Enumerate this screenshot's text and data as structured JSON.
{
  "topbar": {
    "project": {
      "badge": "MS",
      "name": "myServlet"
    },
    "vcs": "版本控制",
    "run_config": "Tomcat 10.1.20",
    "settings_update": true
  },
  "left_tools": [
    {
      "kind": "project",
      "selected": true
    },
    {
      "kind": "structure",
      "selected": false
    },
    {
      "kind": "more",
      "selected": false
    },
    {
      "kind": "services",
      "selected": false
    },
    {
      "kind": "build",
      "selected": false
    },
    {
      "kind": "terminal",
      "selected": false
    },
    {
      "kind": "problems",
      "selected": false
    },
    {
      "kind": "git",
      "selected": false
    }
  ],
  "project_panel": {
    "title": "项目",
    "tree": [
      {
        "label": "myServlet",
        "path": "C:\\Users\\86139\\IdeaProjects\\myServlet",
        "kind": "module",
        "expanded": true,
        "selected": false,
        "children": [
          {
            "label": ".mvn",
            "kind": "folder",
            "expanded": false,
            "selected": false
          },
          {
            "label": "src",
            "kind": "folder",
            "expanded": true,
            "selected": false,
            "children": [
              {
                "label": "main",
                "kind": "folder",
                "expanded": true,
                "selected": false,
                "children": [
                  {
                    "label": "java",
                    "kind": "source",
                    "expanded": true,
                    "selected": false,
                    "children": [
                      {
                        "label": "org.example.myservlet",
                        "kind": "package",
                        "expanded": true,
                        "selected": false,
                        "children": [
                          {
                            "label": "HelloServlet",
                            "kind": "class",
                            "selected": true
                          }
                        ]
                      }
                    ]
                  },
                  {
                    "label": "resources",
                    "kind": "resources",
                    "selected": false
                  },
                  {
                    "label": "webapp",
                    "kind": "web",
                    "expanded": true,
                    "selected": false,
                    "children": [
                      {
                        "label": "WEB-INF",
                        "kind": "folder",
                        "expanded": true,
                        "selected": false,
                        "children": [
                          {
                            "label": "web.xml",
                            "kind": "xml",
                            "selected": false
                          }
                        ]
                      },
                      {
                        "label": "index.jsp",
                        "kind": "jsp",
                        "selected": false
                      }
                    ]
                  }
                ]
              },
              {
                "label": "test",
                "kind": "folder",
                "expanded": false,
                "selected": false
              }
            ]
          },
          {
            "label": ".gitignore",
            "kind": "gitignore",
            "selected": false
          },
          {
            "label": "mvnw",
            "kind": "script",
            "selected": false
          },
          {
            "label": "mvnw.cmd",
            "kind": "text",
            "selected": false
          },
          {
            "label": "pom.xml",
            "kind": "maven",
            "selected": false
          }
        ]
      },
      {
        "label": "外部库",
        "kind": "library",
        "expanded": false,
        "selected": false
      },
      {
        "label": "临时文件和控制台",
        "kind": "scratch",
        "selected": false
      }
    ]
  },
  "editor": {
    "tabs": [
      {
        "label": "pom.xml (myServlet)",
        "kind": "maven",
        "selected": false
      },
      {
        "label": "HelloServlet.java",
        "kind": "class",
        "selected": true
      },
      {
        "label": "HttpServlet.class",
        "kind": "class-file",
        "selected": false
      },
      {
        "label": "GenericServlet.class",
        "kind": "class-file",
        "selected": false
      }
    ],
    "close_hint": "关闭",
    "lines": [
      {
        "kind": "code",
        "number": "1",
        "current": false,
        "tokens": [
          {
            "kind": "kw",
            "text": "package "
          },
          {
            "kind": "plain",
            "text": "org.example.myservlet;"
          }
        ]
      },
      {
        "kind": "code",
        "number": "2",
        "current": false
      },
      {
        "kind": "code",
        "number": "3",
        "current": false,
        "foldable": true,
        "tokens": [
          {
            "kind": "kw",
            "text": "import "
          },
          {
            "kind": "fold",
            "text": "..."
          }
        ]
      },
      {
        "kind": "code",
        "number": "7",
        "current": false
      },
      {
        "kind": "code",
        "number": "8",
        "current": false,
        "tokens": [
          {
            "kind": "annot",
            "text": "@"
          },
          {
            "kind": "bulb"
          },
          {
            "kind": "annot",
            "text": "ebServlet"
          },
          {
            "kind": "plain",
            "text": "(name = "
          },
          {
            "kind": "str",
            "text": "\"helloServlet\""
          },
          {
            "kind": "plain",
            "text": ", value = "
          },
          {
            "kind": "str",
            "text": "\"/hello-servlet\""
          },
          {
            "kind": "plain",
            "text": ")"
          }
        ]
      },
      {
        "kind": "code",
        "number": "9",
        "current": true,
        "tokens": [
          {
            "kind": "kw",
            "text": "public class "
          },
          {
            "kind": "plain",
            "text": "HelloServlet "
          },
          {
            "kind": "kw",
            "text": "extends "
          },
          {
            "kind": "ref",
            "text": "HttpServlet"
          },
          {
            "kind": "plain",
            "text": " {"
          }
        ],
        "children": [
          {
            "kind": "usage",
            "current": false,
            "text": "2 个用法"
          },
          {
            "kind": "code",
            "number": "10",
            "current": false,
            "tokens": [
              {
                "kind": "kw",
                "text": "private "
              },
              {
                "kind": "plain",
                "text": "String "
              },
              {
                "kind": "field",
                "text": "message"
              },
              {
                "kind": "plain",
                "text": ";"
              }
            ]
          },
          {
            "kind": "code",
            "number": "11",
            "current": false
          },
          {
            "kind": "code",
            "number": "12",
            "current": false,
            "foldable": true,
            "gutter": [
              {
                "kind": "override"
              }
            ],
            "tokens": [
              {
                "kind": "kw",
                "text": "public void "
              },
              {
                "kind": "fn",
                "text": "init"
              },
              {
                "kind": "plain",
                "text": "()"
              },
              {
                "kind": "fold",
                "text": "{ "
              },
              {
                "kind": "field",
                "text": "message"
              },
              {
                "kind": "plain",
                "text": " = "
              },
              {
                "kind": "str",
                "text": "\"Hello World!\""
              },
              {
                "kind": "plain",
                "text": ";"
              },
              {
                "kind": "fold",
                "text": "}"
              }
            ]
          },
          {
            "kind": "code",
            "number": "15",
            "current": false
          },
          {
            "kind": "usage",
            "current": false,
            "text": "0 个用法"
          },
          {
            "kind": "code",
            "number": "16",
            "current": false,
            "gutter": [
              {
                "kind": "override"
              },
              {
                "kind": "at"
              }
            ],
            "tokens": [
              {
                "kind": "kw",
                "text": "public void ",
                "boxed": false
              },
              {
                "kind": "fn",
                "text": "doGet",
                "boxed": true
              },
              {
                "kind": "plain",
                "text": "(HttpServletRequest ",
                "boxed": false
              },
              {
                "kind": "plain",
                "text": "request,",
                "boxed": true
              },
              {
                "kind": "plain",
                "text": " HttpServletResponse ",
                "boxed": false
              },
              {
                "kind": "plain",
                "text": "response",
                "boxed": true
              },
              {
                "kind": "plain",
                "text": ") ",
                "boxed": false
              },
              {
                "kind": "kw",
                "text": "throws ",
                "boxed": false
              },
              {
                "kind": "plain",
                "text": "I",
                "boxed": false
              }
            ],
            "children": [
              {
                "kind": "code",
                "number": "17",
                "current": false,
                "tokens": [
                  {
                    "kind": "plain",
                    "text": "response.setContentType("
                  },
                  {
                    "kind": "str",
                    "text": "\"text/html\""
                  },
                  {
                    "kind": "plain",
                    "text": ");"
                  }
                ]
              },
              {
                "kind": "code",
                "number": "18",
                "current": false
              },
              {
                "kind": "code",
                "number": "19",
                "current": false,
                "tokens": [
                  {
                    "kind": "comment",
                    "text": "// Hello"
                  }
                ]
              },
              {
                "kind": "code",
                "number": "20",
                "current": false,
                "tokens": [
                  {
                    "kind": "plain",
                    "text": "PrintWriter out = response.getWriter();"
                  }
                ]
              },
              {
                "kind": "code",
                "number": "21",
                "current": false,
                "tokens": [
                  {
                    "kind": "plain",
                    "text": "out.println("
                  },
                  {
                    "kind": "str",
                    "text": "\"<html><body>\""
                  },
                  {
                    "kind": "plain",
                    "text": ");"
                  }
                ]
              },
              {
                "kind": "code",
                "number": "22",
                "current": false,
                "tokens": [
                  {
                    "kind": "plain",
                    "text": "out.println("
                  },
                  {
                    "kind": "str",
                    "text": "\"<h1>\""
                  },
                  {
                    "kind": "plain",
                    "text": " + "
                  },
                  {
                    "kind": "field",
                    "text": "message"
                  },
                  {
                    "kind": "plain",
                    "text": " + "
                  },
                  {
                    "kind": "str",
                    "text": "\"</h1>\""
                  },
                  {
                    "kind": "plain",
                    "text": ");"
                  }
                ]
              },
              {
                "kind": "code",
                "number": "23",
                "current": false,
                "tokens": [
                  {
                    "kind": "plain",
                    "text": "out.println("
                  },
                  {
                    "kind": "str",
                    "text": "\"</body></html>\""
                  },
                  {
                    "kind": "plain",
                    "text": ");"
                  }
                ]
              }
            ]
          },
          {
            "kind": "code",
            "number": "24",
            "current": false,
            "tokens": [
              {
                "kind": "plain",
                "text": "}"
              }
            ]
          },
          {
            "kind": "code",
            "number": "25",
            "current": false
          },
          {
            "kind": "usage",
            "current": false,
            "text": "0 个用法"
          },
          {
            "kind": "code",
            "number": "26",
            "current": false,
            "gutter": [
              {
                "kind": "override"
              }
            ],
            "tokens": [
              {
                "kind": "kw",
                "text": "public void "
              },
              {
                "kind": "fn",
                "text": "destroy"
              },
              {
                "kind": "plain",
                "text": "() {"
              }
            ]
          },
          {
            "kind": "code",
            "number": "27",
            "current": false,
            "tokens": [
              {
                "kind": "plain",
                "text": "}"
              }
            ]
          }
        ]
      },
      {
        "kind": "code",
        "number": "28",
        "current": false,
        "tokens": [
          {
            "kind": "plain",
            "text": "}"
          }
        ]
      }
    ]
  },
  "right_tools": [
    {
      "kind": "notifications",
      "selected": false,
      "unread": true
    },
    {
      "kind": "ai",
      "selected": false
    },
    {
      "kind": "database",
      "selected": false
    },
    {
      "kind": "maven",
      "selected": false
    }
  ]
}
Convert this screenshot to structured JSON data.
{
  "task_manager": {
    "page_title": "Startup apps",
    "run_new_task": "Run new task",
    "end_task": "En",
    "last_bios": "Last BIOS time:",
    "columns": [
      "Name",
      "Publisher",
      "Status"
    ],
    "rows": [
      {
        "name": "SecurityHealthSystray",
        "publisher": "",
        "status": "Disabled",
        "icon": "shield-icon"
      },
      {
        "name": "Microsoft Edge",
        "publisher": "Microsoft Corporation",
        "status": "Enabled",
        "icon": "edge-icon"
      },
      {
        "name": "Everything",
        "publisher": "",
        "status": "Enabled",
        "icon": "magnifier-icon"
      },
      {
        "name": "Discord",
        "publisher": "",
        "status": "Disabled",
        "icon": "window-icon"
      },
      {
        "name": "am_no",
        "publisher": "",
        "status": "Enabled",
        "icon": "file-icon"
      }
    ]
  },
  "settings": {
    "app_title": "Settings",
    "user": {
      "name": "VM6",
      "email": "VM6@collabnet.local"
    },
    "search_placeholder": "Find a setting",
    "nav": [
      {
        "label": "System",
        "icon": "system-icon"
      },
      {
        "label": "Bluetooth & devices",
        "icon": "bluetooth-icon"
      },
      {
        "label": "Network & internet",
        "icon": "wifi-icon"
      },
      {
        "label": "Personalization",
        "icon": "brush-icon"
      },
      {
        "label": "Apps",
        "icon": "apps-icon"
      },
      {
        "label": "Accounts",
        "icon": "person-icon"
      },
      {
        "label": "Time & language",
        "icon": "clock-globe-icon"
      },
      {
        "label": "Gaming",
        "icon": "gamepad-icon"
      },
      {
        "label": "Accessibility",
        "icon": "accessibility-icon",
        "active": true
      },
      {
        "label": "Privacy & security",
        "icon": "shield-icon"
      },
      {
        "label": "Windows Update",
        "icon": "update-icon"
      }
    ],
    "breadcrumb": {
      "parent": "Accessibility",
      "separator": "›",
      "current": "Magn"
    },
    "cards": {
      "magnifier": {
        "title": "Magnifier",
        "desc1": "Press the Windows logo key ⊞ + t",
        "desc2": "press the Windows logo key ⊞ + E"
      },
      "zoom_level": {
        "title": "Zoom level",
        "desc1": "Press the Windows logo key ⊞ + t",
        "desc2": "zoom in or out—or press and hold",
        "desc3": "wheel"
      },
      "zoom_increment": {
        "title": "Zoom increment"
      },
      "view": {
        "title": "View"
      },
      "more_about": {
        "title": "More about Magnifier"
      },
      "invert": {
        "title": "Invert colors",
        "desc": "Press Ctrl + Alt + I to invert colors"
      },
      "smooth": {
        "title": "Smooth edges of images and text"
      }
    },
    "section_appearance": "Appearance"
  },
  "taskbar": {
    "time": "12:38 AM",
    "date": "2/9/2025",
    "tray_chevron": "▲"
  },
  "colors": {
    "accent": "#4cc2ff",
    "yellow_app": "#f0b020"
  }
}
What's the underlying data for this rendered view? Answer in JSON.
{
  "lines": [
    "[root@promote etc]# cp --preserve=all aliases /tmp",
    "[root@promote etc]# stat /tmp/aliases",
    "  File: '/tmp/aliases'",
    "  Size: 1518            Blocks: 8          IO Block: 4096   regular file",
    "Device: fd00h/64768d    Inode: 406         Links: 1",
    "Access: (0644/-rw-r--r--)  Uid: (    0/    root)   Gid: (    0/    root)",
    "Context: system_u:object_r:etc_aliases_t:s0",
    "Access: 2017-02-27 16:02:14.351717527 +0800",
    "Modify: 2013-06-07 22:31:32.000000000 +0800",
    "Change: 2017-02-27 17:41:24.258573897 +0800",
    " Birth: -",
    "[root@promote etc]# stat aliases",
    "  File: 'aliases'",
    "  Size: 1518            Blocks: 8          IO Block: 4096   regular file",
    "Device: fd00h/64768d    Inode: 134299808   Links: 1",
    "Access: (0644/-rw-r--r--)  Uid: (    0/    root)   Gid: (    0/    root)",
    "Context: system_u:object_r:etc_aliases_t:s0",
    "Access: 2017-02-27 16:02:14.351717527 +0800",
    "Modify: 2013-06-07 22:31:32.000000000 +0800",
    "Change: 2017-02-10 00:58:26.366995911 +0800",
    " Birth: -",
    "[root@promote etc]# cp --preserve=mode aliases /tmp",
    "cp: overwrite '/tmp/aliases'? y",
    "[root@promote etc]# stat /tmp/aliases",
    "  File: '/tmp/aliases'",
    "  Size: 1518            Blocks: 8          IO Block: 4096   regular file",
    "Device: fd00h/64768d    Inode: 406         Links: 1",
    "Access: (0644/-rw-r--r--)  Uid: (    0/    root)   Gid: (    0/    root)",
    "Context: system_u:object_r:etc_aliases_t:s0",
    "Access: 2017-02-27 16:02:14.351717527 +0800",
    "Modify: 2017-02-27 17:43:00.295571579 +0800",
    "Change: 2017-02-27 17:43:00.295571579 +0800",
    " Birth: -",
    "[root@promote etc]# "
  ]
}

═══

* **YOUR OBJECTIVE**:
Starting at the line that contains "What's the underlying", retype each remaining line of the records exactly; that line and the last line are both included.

* **EXERCISE OUTPUT**:
What's the underlying data for this rendered view? Answer in JSON.
{
  "lines": [
    "[root@promote etc]# cp --preserve=all aliases /tmp",
    "[root@promote etc]# stat /tmp/aliases",
    "  File: '/tmp/aliases'",
    "  Size: 1518            Blocks: 8          IO Block: 4096   regular file",
    "Device: fd00h/64768d    Inode: 406         Links: 1",
    "Access: (0644/-rw-r--r--)  Uid: (    0/    root)   Gid: (    0/    root)",
    "Context: system_u:object_r:etc_aliases_t:s0",
    "Access: 2017-02-27 16:02:14.351717527 +0800",
    "Modify: 2013-06-07 22:31:32.000000000 +0800",
    "Change: 2017-02-27 17:41:24.258573897 +0800",
    " Birth: -",
    "[root@promote etc]# stat aliases",
    "  File: 'aliases'",
    "  Size: 1518            Blocks: 8          IO Block: 4096   regular file",
    "Device: fd00h/64768d    Inode: 134299808   Links: 1",
    "Access: (0644/-rw-r--r--)  Uid: (    0/    root)   Gid: (    0/    root)",
    "Context: system_u:object_r:etc_aliases_t:s0",
    "Access: 2017-02-27 16:02:14.351717527 +0800",
    "Modify: 2013-06-07 22:31:32.000000000 +0800",
    "Change: 2017-02-10 00:58:26.366995911 +0800",
    " Birth: -",
    "[root@promote etc]# cp --preserve=mode aliases /tmp",
    "cp: overwrite '/tmp/aliases'? y",
    "[root@promote etc]# stat /tmp/aliases",
    "  File: '/tmp/aliases'",
    "  Size: 1518            Blocks: 8          IO Block: 4096   regular file",
    "Device: fd00h/64768d    Inode: 406         Links: 1",
    "Access: (0644/-rw-r--r--)  Uid: (    0/    root)   Gid: (    0/    root)",
    "Context: system_u:object_r:etc_aliases_t:s0",
    "Access: 2017-02-27 16:02:14.351717527 +0800",
    "Modify: 2017-02-27 17:43:00.295571579 +0800",
    "Change: 2017-02-27 17:43:00.295571579 +0800",
    " Birth: -",
    "[root@promote etc]# "
  ]
}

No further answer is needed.